No matter the policy that your city enacts, you need to review your ethics ordinance and personnel policies to see what they say about employees and supervisory relationships.  In addition, does this relationship create a conflict of interest or the appearance of a conflict of interest and is it the subject of office gossip?  Any relationship, whether it is causal or romantic should not have a negative impact on city business.  And lastly, if love goes south, an employee can claim retaliation and harassment based on the previous relationship, which along with many other problems, may prove to be costly in court.

So how can the city protect itself from love gone wrong? 

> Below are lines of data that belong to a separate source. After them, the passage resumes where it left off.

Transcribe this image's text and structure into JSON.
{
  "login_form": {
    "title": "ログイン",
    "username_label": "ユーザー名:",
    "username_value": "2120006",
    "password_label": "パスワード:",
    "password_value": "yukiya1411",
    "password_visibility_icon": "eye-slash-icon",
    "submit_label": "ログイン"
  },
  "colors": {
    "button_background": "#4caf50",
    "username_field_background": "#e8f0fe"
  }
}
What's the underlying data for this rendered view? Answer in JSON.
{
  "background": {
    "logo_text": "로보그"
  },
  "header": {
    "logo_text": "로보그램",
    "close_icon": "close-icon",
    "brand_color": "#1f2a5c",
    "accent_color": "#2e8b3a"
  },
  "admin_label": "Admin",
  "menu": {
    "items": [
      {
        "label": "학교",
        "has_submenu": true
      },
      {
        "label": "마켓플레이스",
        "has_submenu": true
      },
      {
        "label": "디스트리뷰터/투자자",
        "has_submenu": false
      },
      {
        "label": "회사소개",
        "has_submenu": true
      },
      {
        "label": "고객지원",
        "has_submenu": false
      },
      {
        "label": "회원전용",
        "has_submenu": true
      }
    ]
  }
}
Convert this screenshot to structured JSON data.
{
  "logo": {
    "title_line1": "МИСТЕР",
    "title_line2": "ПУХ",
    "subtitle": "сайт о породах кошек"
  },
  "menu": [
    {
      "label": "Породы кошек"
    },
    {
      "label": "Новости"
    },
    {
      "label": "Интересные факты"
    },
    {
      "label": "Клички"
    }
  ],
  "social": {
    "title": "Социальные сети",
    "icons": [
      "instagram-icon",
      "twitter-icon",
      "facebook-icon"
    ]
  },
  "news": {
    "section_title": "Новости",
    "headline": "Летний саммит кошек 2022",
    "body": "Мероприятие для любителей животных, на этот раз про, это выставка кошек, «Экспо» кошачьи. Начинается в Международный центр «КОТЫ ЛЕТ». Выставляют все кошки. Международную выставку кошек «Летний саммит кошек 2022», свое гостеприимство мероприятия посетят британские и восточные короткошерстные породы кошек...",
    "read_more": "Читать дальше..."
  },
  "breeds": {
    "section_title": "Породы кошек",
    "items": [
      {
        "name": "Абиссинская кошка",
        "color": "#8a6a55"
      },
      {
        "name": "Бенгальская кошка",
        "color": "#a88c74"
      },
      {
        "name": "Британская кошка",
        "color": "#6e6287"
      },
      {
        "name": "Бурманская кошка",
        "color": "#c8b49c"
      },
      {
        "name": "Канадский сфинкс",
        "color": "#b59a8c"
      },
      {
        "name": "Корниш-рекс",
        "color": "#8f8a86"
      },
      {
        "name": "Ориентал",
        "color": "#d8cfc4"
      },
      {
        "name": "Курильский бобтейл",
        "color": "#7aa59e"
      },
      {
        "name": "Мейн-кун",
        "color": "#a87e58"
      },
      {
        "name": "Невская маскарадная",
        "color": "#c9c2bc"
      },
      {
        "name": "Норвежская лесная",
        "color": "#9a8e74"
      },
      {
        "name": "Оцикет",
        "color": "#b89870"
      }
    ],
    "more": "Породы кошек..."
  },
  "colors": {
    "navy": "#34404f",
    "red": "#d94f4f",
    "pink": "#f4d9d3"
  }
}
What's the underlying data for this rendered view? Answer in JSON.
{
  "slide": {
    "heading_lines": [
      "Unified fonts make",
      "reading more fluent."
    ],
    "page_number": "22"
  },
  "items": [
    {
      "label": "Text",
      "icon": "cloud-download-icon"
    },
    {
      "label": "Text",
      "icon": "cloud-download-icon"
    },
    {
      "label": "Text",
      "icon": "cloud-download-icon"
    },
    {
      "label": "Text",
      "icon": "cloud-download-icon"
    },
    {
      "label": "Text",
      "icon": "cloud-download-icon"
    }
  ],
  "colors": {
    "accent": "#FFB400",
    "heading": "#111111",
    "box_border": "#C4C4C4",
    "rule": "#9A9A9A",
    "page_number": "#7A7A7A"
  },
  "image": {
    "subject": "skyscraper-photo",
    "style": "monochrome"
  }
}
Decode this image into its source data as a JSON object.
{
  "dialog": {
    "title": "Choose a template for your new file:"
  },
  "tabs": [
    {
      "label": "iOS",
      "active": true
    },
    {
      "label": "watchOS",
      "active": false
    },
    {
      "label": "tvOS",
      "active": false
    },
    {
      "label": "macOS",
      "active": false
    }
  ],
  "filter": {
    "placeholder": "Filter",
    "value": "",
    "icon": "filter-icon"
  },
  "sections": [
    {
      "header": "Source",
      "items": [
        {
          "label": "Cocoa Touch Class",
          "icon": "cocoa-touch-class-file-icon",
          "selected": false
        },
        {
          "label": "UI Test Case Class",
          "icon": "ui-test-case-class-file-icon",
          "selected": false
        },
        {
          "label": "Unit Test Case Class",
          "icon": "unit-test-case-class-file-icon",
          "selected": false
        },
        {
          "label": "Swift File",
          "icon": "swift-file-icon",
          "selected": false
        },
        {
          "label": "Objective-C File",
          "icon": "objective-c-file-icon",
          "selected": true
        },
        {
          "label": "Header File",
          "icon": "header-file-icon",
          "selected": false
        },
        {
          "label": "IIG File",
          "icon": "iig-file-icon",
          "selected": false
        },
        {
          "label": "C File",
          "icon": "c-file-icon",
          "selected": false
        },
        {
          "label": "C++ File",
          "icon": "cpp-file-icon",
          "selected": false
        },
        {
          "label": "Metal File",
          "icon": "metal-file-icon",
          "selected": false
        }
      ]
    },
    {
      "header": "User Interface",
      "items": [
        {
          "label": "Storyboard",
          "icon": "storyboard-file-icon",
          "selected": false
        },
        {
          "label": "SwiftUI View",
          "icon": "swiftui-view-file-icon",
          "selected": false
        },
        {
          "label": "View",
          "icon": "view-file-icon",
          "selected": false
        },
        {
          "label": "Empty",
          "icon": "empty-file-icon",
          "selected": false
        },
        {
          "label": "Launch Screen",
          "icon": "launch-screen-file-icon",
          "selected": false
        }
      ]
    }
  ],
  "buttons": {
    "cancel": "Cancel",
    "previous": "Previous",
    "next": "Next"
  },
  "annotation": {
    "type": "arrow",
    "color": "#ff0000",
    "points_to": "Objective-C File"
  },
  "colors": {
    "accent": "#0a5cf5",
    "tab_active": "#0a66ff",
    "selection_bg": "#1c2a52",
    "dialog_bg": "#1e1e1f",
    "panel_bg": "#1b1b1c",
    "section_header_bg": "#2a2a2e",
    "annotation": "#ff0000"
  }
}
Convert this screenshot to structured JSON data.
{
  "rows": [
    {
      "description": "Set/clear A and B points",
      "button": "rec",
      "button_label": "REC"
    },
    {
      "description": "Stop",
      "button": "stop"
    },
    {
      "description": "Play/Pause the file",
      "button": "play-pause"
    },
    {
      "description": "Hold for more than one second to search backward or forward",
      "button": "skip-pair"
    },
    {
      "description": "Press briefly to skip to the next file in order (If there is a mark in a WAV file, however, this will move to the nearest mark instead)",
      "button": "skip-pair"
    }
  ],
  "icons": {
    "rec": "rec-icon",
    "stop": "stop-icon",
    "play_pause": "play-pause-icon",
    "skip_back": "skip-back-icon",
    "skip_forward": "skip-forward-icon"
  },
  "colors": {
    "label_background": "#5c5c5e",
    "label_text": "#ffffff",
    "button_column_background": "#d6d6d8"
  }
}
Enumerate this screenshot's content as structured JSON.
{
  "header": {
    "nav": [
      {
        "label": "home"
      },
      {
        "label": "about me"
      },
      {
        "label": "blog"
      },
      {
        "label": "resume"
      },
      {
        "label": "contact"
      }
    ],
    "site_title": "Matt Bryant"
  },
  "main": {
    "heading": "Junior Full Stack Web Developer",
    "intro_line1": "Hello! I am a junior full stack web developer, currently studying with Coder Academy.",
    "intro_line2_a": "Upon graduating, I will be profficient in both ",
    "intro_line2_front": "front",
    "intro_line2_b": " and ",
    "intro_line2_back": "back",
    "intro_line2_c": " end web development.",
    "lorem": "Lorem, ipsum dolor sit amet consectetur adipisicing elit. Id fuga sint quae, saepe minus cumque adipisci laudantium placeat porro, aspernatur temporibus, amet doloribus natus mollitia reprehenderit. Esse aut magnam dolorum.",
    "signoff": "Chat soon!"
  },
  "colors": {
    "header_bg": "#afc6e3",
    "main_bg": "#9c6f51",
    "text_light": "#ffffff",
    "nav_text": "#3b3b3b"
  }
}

  • First, have a clearly written policy with expectations set out in an easy to read and understand format.  And, it is recommended that those in supervisory positions should not be allowed to date subordinates under any circumstances. 
  • Second, if your city ethics ordinance applies to city employees, and your nepotism policy applies to dating relationships, be certain that it is also included in the personnel policy. 
  • Lastly make sure that your sexual harassment policy is up to date, has a clearly established complaint procedure and that all employees and supervisors are trained on what the policy states and what it requires.

Running a city is not all champagne and roses, so you need to protect the city by being proactive.  One of the ways to do this is to have a current and legally compliant personnel policy.  If your city needs to update personnel policies you need to work with someone who not only has expertise in personnel law and human resource matters, but someone who knows municipal law as well.  KLC can offer this expertise in a way that is specific to your city needs.  Whether it is creating or reviewing city personnel policies, providing training on your city policies, sexual harassment, or on a variety of specialized HR topics, we have you covered.  For more information on this service or any other personnel related matters contact Andrea Shindlebower at ashindlebower@klc.org.   

SHARE THIS: